The first son selected a fantastic looking seed. It was exceptionally large (the size of the nail on your ring finger). Its perfect teardrop shape barely reflected any light off its dark black surface. The second son’s selection was an equally impressive specimen of citrullus lanatus potential.
The first son was exceptionally proud of his seed. After all, it was a great looking seed. He showed his seed to some friends and soon word got out. People started talking about the seed and soon it generated quite a buzz. A local newspaper even came to interview the first son about how he was able to select such an exceptional seed.
The second son looked at his seed and something about it convinced him it was extraordinary as well. But after a moment of admiring it, he decided to plant it in the ground and made preparations with his dad’s farmhands to help tend and water it.

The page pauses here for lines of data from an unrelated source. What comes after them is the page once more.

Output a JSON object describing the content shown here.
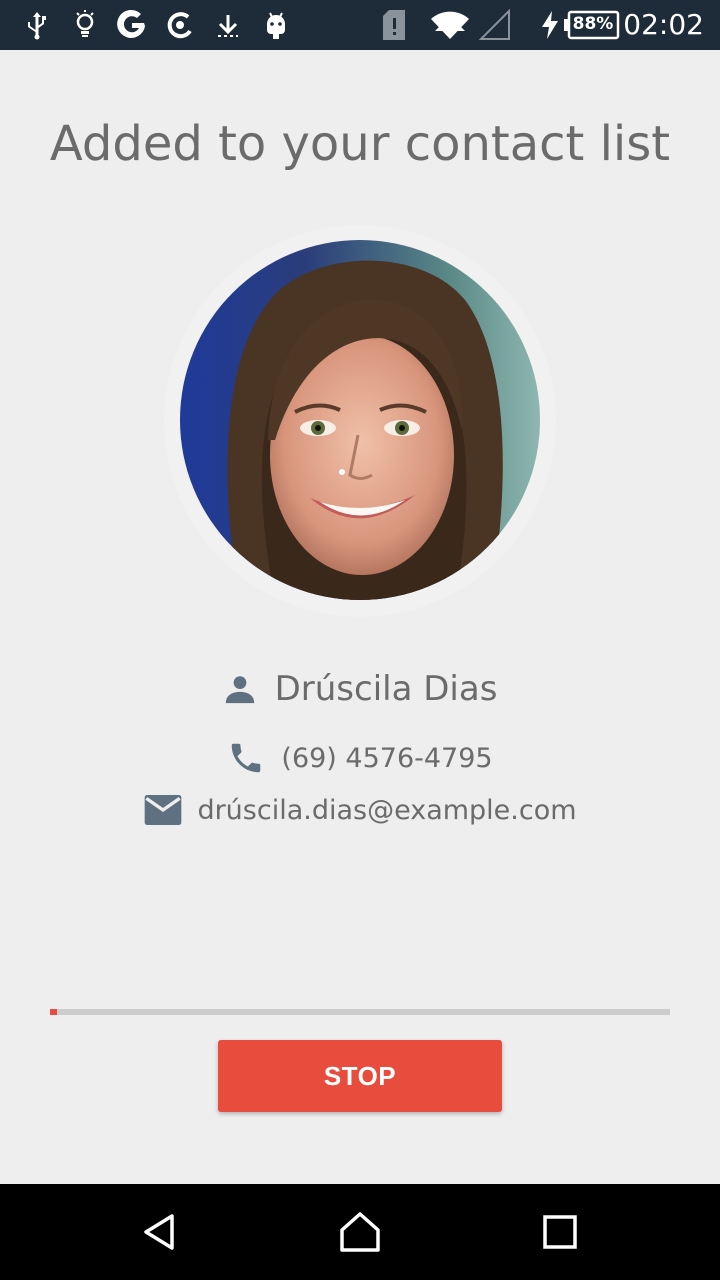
{
  "status_bar": {
    "time": "02:02",
    "battery_percent": "88%",
    "icons": [
      "usb-icon",
      "lightbulb-icon",
      "google-icon",
      "google-c-icon",
      "download-icon",
      "android-icon",
      "sim-alert-icon",
      "wifi-icon",
      "signal-empty-icon",
      "charging-bolt-icon",
      "battery-icon"
    ]
  },
  "page": {
    "title": "Added to your contact list"
  },
  "contact": {
    "name": "Drúscila Dias",
    "phone": "(69) 4576-4795",
    "email": "drúscila.dias@example.com",
    "photo_alt": "contact photo"
  },
  "progress": {
    "fraction": 0.012
  },
  "actions": {
    "stop_label": "STOP"
  },
  "nav_bar": {
    "icons": [
      "back-icon",
      "home-icon",
      "recents-icon"
    ]
  },
  "colors": {
    "accent": "#e84c3d",
    "status_bar": "#1e2b38",
    "background": "#eeeeee",
    "icon_gray": "#5f7080",
    "text_gray": "#6b6b6b"
  }
}
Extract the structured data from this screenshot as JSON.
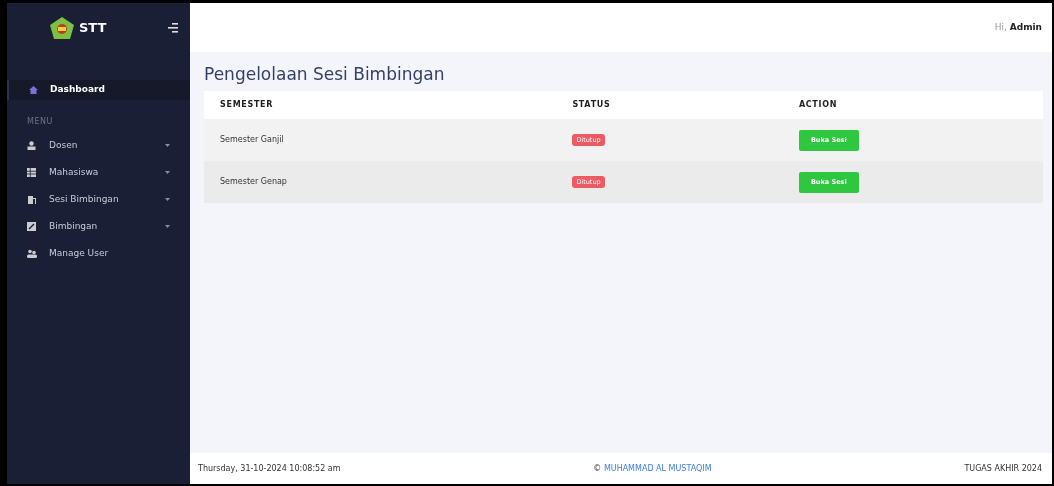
{
  "sidebar": {
    "brand": "STT",
    "dashboard": {
      "label": "Dashboard",
      "selected": true
    },
    "section_label": "MENU",
    "items": [
      {
        "label": "Dosen",
        "kind": "user",
        "expandable": true
      },
      {
        "label": "Mahasiswa",
        "kind": "table",
        "expandable": true
      },
      {
        "label": "Sesi Bimbingan",
        "kind": "door",
        "expandable": true
      },
      {
        "label": "Bimbingan",
        "kind": "edit",
        "expandable": true
      },
      {
        "label": "Manage User",
        "kind": "users",
        "expandable": false
      }
    ]
  },
  "topbar": {
    "greeting": "Hi,",
    "user": "Admin"
  },
  "page_title": "Pengelolaan Sesi Bimbingan",
  "table": {
    "columns": [
      "SEMESTER",
      "STATUS",
      "ACTION"
    ],
    "rows": [
      {
        "semester": "Semester Ganjil",
        "status": "Ditutup",
        "action": "Buka Sesi"
      },
      {
        "semester": "Semester Genap",
        "status": "Ditutup",
        "action": "Buka Sesi"
      }
    ]
  },
  "footer": {
    "datetime": "Thursday, 31-10-2024 10:08:52 am",
    "copyright_symbol": "©",
    "author": "MUHAMMAD AL MUSTAQIM",
    "right": "TUGAS AKHIR 2024"
  }
}
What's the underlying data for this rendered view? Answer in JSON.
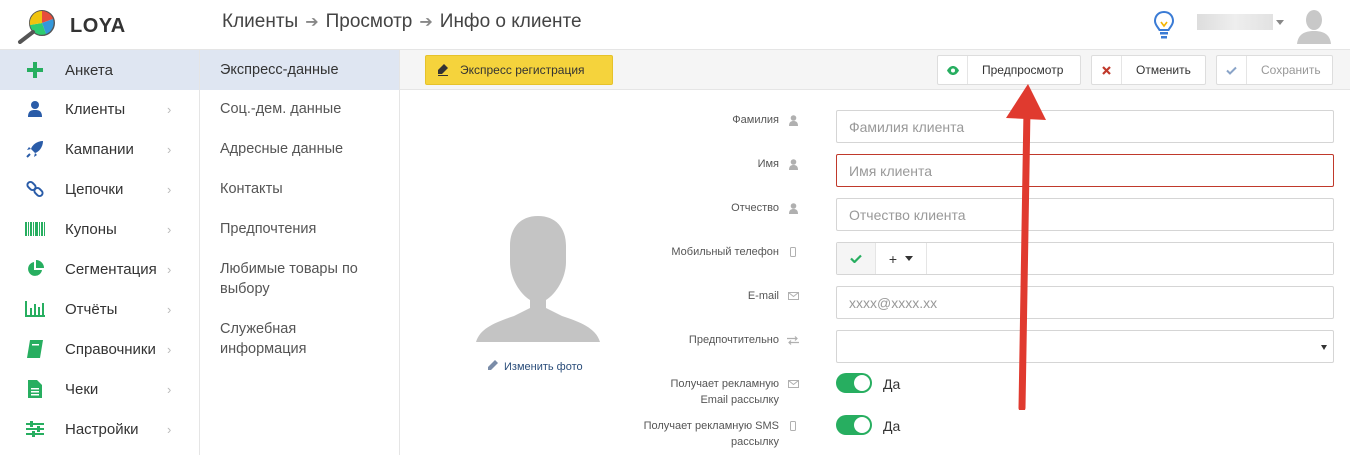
{
  "app": {
    "logo_text": "LOYA"
  },
  "breadcrumb": [
    "Клиенты",
    "Просмотр",
    "Инфо о клиенте"
  ],
  "sidebar": {
    "items": [
      {
        "label": "Анкета",
        "icon": "plus-icon",
        "active": true
      },
      {
        "label": "Клиенты",
        "icon": "user-icon"
      },
      {
        "label": "Кампании",
        "icon": "rocket-icon"
      },
      {
        "label": "Цепочки",
        "icon": "chain-icon"
      },
      {
        "label": "Купоны",
        "icon": "barcode-icon"
      },
      {
        "label": "Сегментация",
        "icon": "pie-icon"
      },
      {
        "label": "Отчёты",
        "icon": "bar-chart-icon"
      },
      {
        "label": "Справочники",
        "icon": "book-icon"
      },
      {
        "label": "Чеки",
        "icon": "receipt-icon"
      },
      {
        "label": "Настройки",
        "icon": "sliders-icon"
      }
    ]
  },
  "subnav": {
    "items": [
      "Экспресс-данные",
      "Соц.-дем. данные",
      "Адресные данные",
      "Контакты",
      "Предпочтения",
      "Любимые товары по",
      "выбору",
      "Служебная",
      "информация"
    ]
  },
  "toolbar": {
    "express_label": "Экспресс регистрация",
    "preview_label": "Предпросмотр",
    "cancel_label": "Отменить",
    "save_label": "Сохранить"
  },
  "photo": {
    "change_label": "Изменить фото"
  },
  "form": {
    "surname_label": "Фамилия",
    "surname_placeholder": "Фамилия клиента",
    "name_label": "Имя",
    "name_placeholder": "Имя клиента",
    "patronymic_label": "Отчество",
    "patronymic_placeholder": "Отчество клиента",
    "phone_label": "Мобильный телефон",
    "phone_code": "+",
    "email_label": "E-mail",
    "email_placeholder": "xxxx@xxxx.xx",
    "preferred_label": "Предпочтительно",
    "email_ads_label_1": "Получает рекламную",
    "email_ads_label_2": "Email рассылку",
    "email_ads_value": "Да",
    "sms_ads_label_1": "Получает рекламную SMS",
    "sms_ads_label_2": "рассылку",
    "sms_ads_value": "Да"
  },
  "colors": {
    "accent_yellow": "#f5d33c",
    "toggle_green": "#27ae60",
    "error_red": "#c0392b",
    "annotation_red": "#e03a2f"
  }
}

The first son asked his brother, “Why did you ruin your seed? Nobody has ever seen seeds like ours. Everyone is talking about mine. You put your seed in the ground and it will surely split when it sprouts. It might not even grow and then nobody is going to care.”
“That might be true,” the second brother replied. “But I trust Dad’s farmhands to take good care of it. I don’t know exactly how it’s going to turn out. But right now, it’s just a seed.”

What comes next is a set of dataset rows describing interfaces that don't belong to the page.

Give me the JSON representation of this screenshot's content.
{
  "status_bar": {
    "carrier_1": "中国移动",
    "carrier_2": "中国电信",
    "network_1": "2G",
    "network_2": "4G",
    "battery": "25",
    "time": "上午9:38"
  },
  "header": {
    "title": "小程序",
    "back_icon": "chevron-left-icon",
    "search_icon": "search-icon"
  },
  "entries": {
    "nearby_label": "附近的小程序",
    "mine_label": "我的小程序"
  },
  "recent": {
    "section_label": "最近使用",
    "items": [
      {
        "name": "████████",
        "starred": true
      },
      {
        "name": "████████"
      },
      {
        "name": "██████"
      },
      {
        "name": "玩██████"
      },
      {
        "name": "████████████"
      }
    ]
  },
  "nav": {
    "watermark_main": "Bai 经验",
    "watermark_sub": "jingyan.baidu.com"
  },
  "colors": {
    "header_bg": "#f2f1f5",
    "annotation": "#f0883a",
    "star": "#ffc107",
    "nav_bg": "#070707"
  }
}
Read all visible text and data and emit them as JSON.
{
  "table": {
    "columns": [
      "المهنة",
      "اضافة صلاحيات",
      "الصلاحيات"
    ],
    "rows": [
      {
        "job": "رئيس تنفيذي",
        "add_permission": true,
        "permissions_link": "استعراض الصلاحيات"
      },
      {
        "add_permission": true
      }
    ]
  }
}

At the end of the summer, the farmer took both of his sons to the market. The first son put his famous seed (which now had hundreds of Twitter followers) in his shirt pocket. The second son went to his garden and harvested a single large watermelon.
At the market, the second son sold one half of his watermelon for $3.00. He cut up the other half and carved out hundreds of new seeds, which he divided into packets and sold. He also decided to keep one package of seeds to plant again.
When the first son tried to sell his famous seed, he was reminded that seeds (even famous ones) are a dime a dozen; and was only offered a penny for it.
The moral of the story:
Ideas are the truly the seeds of innovation but at the conceptual stage they are of frightfully little value. And falling in love with your ideas may lead you to overvalue them. But when you allow an idea to evolve and transform into its full potential (even to the point that its unrecognizable from its original form) it can grow real value. The process of transforming an idea into a value producing innovation require adequate investments of time, resources, and the support of many others in addition to the inventor. And who knows? The fruits of your labor may even produce hundreds of new ideas containing a future generation of innovation potential!
image credit: Wendy Longo
David Detlefsen is a Product Development Innovation Specialist and an Instructor of Innovation and Risk Management in the MBA curriculum at the Lake Forest Graduate School of Management. His skills include VHDl, Verilog, Product and Innovation Management/Development and Merchandising Analytics.